“That is how Obama operates. First, he sets a far-reaching goal. Then he looks for a compromise. At the end, no side is pleased.”
The same dynamic was in action when the Palestinians sought to become full members of the UN. An Obama speech led them to believe American would support this step, but when Abu Mazen went to the UN, the Americans [said they would] cast a veto.
Middle East governments, I said, took Obama’s betrayal of Mubarak harshly.
“It was due to Obama’s standoffish attitude,” said Indyk, “his aloofness. When the revolution in Tunisia took place, he realized it was an important development, and that it was important that the US be on the right side of history. I think his judgment was correct—Mubarak didn’t have a chance of surviving. But the way he did it, humiliated an ally. He signaled to every Middle Eastern leader that if he gets in trouble with his people, he will be alone.

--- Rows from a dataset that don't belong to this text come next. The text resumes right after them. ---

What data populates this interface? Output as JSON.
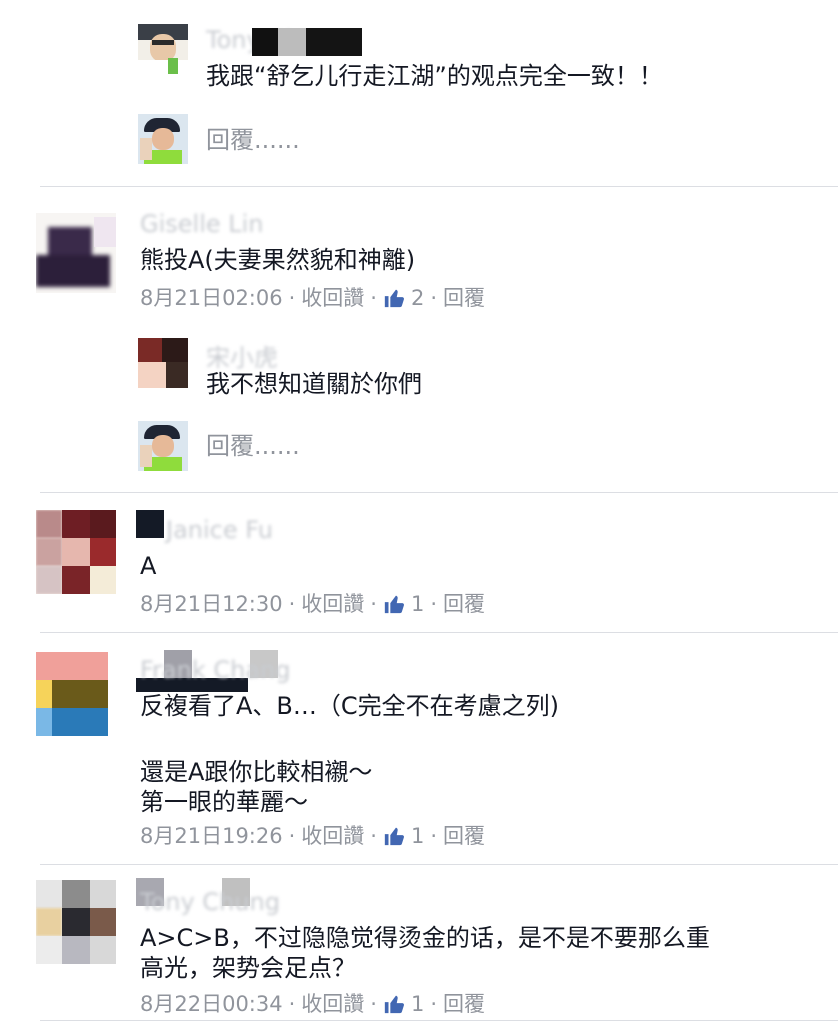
{
  "replies": [
    {
      "name": "Tony Chung",
      "text": "我跟“舒乞儿行走江湖”的观点完全一致！！"
    },
    {
      "name": "宋小虎",
      "text": "我不想知道關於你們"
    }
  ],
  "reply_prompt": "回覆......",
  "comments": [
    {
      "name": "Giselle Lin",
      "text": "熊投A(夫妻果然貌和神離)",
      "time": "8月21日02:06",
      "like_count": "2"
    },
    {
      "name": "Janice Fu",
      "text": "A",
      "time": "8月21日12:30",
      "like_count": "1"
    },
    {
      "name": "Frank Chang",
      "text_line1": "反複看了A、B…（C完全不在考慮之列)",
      "text_line2": "還是A跟你比較相襯～",
      "text_line3": "第一眼的華麗～",
      "time": "8月21日19:26",
      "like_count": "1"
    },
    {
      "name": "Tony Chung",
      "text_line1": "A>C>B，不过隐隐觉得烫金的话，是不是不要那么重",
      "text_line2": "高光，架势会足点？",
      "time": "8月22日00:34",
      "like_count": "1"
    }
  ],
  "actions": {
    "unlike": "收回讚",
    "reply": "回覆",
    "separator": "·"
  },
  "icons": {
    "like": "thumbs-up-icon"
  },
  "colors": {
    "like_blue": "#4267b2",
    "meta_gray": "#90949c",
    "divider": "#dcdee3"
  }
}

“In Bahrain he did otherwise. He learned his lesson. Besides, the Saudi King told him that if he acted in Bahrain as he had done with Mubarak, Saudi Arabia would sever the relations with the US.”
In Libya, I said, he preferred to lead from behind.

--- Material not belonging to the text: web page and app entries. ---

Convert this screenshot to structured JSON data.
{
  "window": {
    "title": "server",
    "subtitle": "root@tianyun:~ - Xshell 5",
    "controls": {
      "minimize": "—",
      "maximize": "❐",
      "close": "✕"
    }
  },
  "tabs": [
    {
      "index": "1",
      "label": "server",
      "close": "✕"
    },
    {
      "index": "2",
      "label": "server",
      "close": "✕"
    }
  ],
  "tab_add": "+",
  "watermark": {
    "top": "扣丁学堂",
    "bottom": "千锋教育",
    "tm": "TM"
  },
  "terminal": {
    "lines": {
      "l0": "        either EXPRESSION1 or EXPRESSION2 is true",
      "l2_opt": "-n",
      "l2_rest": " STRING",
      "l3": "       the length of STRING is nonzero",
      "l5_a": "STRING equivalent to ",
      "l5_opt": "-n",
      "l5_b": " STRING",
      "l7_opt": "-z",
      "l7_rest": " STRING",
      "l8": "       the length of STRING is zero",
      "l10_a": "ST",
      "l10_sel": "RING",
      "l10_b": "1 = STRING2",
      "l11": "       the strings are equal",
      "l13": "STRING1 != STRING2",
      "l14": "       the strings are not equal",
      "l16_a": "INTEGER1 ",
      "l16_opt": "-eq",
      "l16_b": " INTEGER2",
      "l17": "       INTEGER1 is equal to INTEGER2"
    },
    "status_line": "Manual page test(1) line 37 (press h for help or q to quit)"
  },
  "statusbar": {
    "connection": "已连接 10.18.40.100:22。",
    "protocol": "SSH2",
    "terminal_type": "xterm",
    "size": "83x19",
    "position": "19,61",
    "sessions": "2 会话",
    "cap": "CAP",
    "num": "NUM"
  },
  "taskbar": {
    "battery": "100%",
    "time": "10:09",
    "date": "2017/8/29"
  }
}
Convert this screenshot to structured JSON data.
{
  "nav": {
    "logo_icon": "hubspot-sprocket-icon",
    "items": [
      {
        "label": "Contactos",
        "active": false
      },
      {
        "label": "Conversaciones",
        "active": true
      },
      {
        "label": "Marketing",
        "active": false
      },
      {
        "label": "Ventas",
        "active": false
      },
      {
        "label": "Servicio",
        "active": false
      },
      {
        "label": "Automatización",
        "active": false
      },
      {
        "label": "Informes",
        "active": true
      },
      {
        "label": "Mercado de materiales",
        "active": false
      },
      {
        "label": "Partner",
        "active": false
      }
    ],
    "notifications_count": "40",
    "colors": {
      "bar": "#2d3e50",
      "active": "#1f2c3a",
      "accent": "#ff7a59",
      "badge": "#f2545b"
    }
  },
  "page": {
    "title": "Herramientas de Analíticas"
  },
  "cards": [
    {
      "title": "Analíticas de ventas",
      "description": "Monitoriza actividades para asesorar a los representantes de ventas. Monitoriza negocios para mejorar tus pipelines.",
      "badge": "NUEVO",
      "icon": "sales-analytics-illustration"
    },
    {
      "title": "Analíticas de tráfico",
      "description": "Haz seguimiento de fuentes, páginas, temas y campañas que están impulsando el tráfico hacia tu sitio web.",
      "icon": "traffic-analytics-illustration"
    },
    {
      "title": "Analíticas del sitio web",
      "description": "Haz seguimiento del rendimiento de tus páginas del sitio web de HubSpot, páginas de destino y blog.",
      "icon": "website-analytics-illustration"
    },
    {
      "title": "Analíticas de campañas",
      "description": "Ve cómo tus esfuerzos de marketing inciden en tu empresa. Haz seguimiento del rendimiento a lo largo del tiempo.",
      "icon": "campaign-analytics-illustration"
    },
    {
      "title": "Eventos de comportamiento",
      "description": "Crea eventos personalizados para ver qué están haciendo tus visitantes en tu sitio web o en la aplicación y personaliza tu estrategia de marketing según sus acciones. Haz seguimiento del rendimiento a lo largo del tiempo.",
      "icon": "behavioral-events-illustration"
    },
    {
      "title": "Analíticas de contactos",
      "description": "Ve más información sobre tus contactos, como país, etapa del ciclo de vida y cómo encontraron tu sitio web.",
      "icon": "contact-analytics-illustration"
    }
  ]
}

“The decision was correct,” said Indyk, “the wording was miserable. In addition, the Russians and the Chinese claimed that America had led them astray in the Security Council. They refused to cooperate with the US on Syria.”
Do you intend to vote for Romney, I asked.
Indyk laughed. “You are distorting the message,” he said. “I will vote for Obama. Why? Because there are other issues aside from the Middle East; because his heart is in the right place; because I hope that if he has another chance to advance the peace, he will do it another way.”
More than You Expected
Will Obama attack Iran, I asked.
“You can’t rule it out,” said Indyk. “In my opinion, the chances of Obama ordering a military strike are greater than the chances of Romney doing so. Obama believes he has a mission: he wants to create a world order led by the US and non-proliferation is critical to that. Romney has no such ambitions.”
But you convinced me that there is a huge gap between Obama’s rhetoric and actions, I said. You convinced me that after ten years and two wars, that American public opinion isn’t prepared to open another front in the Middle East.
“You are making an unfair comparison,” he said. “On the Iranian issue, it is not about an abstract vision but rather about policy. Obama is convinced that an Iranian bomb would set off a number arms race in the Middle East that would bring down the Nuclear Non-Proliferation Treaty. It’s true that the American public opinion wouldn’t view military action favorably. That is why Obama will order it—if he does—after the elections.”
Netanyahu and Barak don’t believe in negotiations with Iran, I said.
“The Israeli response must be skeptical, regardless of what exactly is agreed upon there,” he says. “When others are negotiating in your stead, you have every reason to suspect you are being sold out.”
“If, in the end, the Iranians agree to transfer the enriched uranium to another country and dismantle the military facility, it will be more than you expected. You will have no choice but to declare a victory and return home—to negotiations with the Palestinians.” […]